Wherever a line in the material contains the word "icon", copy that line.

──────── Data records ────────

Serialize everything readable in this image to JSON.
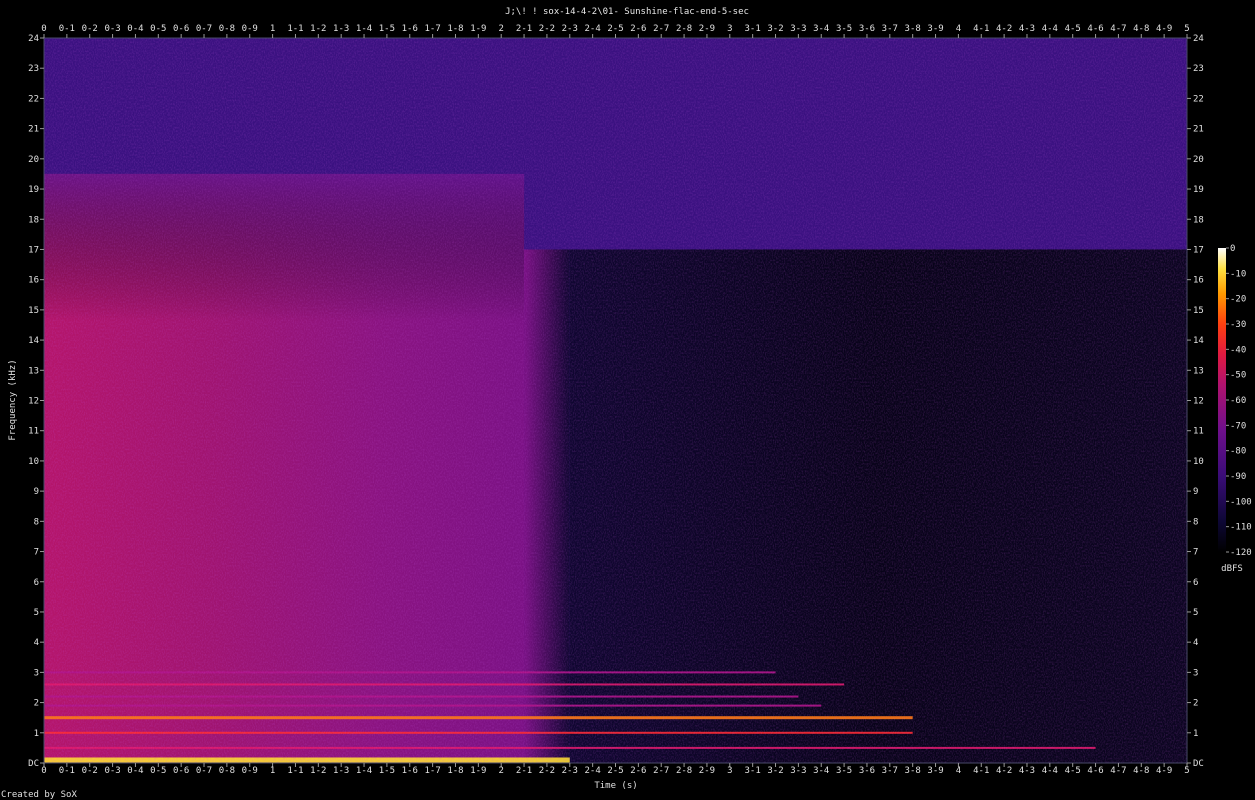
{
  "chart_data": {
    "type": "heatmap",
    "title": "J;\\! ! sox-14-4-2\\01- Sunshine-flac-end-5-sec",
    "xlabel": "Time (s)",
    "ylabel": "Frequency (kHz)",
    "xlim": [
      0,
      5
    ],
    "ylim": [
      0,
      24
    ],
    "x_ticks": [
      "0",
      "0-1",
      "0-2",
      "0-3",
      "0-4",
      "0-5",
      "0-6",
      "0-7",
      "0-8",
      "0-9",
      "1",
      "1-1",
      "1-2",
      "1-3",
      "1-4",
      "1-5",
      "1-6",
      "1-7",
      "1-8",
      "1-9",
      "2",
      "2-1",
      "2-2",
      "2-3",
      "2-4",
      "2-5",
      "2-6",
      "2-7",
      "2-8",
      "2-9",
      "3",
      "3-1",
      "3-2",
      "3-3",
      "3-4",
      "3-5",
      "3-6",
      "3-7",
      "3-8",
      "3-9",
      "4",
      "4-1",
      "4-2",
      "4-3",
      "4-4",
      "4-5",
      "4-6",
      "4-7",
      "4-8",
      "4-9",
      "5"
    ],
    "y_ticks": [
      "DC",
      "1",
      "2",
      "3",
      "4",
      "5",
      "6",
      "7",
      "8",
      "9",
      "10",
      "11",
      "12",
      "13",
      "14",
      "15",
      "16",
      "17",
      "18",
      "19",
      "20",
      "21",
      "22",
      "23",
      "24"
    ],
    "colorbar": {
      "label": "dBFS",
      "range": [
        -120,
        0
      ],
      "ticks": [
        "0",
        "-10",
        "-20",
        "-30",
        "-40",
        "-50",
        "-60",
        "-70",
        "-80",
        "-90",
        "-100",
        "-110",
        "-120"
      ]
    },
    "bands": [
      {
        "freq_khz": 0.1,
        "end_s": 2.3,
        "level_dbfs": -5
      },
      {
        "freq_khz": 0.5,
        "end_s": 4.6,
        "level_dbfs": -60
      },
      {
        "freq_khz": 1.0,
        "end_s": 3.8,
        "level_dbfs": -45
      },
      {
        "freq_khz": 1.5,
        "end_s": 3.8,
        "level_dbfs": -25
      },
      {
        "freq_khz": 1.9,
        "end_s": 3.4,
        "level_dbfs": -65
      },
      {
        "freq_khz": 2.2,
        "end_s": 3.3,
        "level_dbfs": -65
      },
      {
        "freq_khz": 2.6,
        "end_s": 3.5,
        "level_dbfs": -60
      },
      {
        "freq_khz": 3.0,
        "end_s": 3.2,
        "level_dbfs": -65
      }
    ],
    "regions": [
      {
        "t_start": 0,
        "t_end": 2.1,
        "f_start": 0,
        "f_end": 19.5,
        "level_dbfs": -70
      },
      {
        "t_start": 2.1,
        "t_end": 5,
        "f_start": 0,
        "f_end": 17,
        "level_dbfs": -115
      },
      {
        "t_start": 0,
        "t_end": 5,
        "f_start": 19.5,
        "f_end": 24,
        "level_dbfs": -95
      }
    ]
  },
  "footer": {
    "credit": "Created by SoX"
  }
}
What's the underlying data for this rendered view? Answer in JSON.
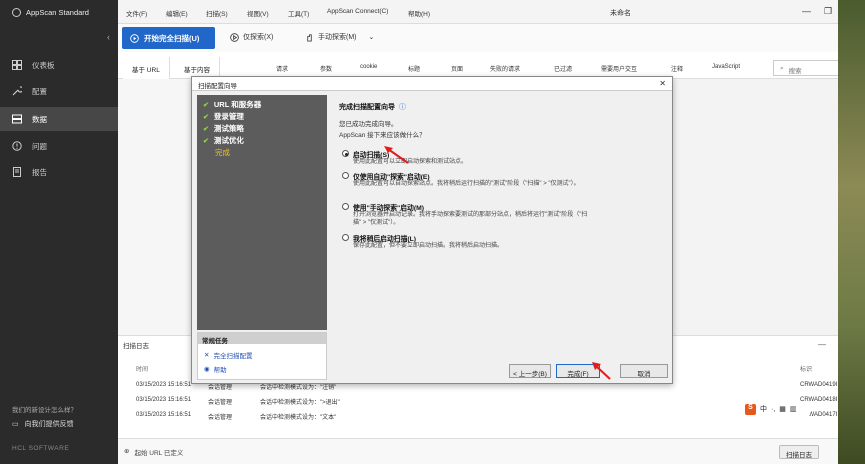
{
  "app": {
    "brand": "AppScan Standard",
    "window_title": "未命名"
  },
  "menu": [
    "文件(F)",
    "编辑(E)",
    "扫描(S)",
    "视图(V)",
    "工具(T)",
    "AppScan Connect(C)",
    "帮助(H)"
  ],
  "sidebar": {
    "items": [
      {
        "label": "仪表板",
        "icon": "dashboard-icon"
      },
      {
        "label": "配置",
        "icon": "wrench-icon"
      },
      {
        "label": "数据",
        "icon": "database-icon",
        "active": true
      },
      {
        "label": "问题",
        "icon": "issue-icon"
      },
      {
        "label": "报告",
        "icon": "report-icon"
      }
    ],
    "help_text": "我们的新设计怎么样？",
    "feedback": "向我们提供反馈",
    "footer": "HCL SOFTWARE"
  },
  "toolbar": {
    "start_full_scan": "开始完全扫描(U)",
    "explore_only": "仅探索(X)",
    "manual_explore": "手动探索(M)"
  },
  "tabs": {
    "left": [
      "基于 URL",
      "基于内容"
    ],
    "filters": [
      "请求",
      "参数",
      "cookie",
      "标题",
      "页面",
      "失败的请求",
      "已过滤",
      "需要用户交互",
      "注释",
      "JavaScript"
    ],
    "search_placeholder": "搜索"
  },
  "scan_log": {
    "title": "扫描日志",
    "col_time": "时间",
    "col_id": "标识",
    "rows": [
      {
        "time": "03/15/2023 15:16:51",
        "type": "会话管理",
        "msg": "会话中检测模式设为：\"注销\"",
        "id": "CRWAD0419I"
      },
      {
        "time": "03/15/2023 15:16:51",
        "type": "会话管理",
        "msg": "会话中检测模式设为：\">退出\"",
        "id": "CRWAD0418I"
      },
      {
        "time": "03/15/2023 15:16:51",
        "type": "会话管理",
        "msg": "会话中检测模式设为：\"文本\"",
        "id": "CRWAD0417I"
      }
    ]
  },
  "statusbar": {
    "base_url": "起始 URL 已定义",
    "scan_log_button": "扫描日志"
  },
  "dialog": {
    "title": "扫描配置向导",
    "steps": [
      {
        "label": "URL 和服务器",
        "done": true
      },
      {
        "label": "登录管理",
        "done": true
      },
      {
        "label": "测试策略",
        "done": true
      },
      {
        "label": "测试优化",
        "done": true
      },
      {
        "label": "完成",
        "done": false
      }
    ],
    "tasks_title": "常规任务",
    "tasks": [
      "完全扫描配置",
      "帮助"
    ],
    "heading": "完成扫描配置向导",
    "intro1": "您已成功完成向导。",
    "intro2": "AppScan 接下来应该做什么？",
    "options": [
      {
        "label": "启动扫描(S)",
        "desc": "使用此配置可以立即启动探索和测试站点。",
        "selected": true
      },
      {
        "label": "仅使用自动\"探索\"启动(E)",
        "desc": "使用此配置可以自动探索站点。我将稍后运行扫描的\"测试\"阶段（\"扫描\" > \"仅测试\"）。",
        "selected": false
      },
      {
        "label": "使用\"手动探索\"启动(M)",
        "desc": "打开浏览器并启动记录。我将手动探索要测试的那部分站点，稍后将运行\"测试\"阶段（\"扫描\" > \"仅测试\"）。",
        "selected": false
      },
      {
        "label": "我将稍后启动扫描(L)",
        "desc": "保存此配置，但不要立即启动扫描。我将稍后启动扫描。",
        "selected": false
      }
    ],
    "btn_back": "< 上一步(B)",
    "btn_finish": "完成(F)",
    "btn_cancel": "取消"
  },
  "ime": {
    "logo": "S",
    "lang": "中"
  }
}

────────

Response to this task:
        "icon": "dashboard-icon"
        "icon": "wrench-icon"
        "icon": "database-icon",
        "icon": "issue-icon"
        "icon": "report-icon"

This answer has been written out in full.